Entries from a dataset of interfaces
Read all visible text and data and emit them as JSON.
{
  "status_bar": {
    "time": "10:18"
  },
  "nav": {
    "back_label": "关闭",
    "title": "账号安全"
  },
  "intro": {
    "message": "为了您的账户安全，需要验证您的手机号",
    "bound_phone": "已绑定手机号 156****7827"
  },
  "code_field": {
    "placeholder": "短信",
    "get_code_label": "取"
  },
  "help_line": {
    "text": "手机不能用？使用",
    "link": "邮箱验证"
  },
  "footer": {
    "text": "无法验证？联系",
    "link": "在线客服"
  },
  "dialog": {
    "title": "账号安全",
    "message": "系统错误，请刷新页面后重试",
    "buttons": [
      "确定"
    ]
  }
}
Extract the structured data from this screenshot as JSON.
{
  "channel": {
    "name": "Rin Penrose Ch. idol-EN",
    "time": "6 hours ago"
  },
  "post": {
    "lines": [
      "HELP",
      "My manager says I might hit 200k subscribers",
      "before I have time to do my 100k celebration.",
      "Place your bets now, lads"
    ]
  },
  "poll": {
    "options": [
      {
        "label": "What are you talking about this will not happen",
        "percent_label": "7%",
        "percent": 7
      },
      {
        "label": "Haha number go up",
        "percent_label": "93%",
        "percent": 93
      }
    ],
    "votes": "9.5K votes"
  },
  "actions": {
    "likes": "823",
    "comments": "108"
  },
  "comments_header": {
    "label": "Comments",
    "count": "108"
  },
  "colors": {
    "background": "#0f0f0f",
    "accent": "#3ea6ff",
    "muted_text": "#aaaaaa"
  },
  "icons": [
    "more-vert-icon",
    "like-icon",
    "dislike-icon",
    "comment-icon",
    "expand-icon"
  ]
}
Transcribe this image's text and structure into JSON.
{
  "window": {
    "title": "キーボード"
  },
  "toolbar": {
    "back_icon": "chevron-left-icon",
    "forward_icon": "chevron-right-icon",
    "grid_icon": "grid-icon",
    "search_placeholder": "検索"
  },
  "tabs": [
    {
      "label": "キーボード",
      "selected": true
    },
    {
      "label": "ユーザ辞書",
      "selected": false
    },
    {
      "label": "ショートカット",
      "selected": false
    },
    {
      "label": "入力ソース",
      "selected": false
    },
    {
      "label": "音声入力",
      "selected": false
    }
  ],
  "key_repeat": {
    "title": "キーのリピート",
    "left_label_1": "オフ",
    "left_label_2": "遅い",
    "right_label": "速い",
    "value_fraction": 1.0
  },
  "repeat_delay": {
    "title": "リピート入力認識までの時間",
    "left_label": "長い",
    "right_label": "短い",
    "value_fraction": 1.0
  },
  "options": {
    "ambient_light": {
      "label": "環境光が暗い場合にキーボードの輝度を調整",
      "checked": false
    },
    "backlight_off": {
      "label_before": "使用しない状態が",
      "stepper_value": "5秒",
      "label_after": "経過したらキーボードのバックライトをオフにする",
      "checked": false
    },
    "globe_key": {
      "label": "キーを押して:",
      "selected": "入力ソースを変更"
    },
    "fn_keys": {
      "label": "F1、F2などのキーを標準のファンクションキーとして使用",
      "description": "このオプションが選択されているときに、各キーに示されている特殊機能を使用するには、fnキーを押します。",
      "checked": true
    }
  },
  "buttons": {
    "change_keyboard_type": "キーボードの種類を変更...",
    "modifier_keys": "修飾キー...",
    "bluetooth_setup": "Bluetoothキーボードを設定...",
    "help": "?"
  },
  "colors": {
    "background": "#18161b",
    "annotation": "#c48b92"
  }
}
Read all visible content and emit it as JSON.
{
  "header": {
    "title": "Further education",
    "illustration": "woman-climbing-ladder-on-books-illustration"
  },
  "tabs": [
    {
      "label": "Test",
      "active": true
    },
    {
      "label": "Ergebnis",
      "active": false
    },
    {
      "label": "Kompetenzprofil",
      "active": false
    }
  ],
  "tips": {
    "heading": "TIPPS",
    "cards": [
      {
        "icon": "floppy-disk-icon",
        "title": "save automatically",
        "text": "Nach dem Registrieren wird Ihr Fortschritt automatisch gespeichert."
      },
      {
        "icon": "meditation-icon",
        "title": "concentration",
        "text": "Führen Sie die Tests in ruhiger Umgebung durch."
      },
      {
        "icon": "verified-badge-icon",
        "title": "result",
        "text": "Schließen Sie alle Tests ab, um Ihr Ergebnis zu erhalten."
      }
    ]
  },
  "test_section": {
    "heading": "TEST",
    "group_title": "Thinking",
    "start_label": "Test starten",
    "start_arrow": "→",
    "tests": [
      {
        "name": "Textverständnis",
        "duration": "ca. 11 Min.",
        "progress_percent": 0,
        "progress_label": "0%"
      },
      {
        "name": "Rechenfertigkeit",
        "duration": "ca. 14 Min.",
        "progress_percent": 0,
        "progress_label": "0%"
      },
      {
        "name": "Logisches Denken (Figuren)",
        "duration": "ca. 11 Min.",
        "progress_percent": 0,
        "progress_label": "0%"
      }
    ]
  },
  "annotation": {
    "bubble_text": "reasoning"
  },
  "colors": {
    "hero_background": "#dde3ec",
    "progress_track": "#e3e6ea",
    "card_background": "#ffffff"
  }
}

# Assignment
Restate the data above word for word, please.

# Solution to the exercise
Read all visible text and data and emit them as JSON.
{
  "status_bar": {
    "time": "10:18"
  },
  "nav": {
    "back_label": "关闭",
    "title": "账号安全"
  },
  "intro": {
    "message": "为了您的账户安全，需要验证您的手机号",
    "bound_phone": "已绑定手机号 156****7827"
  },
  "code_field": {
    "placeholder": "短信",
    "get_code_label": "取"
  },
  "help_line": {
    "text": "手机不能用？使用",
    "link": "邮箱验证"
  },
  "footer": {
    "text": "无法验证？联系",
    "link": "在线客服"
  },
  "dialog": {
    "title": "账号安全",
    "message": "系统错误，请刷新页面后重试",
    "buttons": [
      "确定"
    ]
  }
}
Extract the structured data from this screenshot as JSON.
{
  "channel": {
    "name": "Rin Penrose Ch. idol-EN",
    "time": "6 hours ago"
  },
  "post": {
    "lines": [
      "HELP",
      "My manager says I might hit 200k subscribers",
      "before I have time to do my 100k celebration.",
      "Place your bets now, lads"
    ]
  },
  "poll": {
    "options": [
      {
        "label": "What are you talking about this will not happen",
        "percent_label": "7%",
        "percent": 7
      },
      {
        "label": "Haha number go up",
        "percent_label": "93%",
        "percent": 93
      }
    ],
    "votes": "9.5K votes"
  },
  "actions": {
    "likes": "823",
    "comments": "108"
  },
  "comments_header": {
    "label": "Comments",
    "count": "108"
  },
  "colors": {
    "background": "#0f0f0f",
    "accent": "#3ea6ff",
    "muted_text": "#aaaaaa"
  },
  "icons": [
    "more-vert-icon",
    "like-icon",
    "dislike-icon",
    "comment-icon",
    "expand-icon"
  ]
}
Transcribe this image's text and structure into JSON.
{
  "window": {
    "title": "キーボード"
  },
  "toolbar": {
    "back_icon": "chevron-left-icon",
    "forward_icon": "chevron-right-icon",
    "grid_icon": "grid-icon",
    "search_placeholder": "検索"
  },
  "tabs": [
    {
      "label": "キーボード",
      "selected": true
    },
    {
      "label": "ユーザ辞書",
      "selected": false
    },
    {
      "label": "ショートカット",
      "selected": false
    },
    {
      "label": "入力ソース",
      "selected": false
    },
    {
      "label": "音声入力",
      "selected": false
    }
  ],
  "key_repeat": {
    "title": "キーのリピート",
    "left_label_1": "オフ",
    "left_label_2": "遅い",
    "right_label": "速い",
    "value_fraction": 1.0
  },
  "repeat_delay": {
    "title": "リピート入力認識までの時間",
    "left_label": "長い",
    "right_label": "短い",
    "value_fraction": 1.0
  },
  "options": {
    "ambient_light": {
      "label": "環境光が暗い場合にキーボードの輝度を調整",
      "checked": false
    },
    "backlight_off": {
      "label_before": "使用しない状態が",
      "stepper_value": "5秒",
      "label_after": "経過したらキーボードのバックライトをオフにする",
      "checked": false
    },
    "globe_key": {
      "label": "キーを押して:",
      "selected": "入力ソースを変更"
    },
    "fn_keys": {
      "label": "F1、F2などのキーを標準のファンクションキーとして使用",
      "description": "このオプションが選択されているときに、各キーに示されている特殊機能を使用するには、fnキーを押します。",
      "checked": true
    }
  },
  "buttons": {
    "change_keyboard_type": "キーボードの種類を変更...",
    "modifier_keys": "修飾キー...",
    "bluetooth_setup": "Bluetoothキーボードを設定...",
    "help": "?"
  },
  "colors": {
    "background": "#18161b",
    "annotation": "#c48b92"
  }
}
Read all visible content and emit it as JSON.
{
  "header": {
    "title": "Further education",
    "illustration": "woman-climbing-ladder-on-books-illustration"
  },
  "tabs": [
    {
      "label": "Test",
      "active": true
    },
    {
      "label": "Ergebnis",
      "active": false
    },
    {
      "label": "Kompetenzprofil",
      "active": false
    }
  ],
  "tips": {
    "heading": "TIPPS",
    "cards": [
      {
        "icon": "floppy-disk-icon",
        "title": "save automatically",
        "text": "Nach dem Registrieren wird Ihr Fortschritt automatisch gespeichert."
      },
      {
        "icon": "meditation-icon",
        "title": "concentration",
        "text": "Führen Sie die Tests in ruhiger Umgebung durch."
      },
      {
        "icon": "verified-badge-icon",
        "title": "result",
        "text": "Schließen Sie alle Tests ab, um Ihr Ergebnis zu erhalten."
      }
    ]
  },
  "test_section": {
    "heading": "TEST",
    "group_title": "Thinking",
    "start_label": "Test starten",
    "start_arrow": "→",
    "tests": [
      {
        "name": "Textverständnis",
        "duration": "ca. 11 Min.",
        "progress_percent": 0,
        "progress_label": "0%"
      },
      {
        "name": "Rechenfertigkeit",
        "duration": "ca. 14 Min.",
        "progress_percent": 0,
        "progress_label": "0%"
      },
      {
        "name": "Logisches Denken (Figuren)",
        "duration": "ca. 11 Min.",
        "progress_percent": 0,
        "progress_label": "0%"
      }
    ]
  },
  "annotation": {
    "bubble_text": "reasoning"
  },
  "colors": {
    "hero_background": "#dde3ec",
    "progress_track": "#e3e6ea",
    "card_background": "#ffffff"
  }
}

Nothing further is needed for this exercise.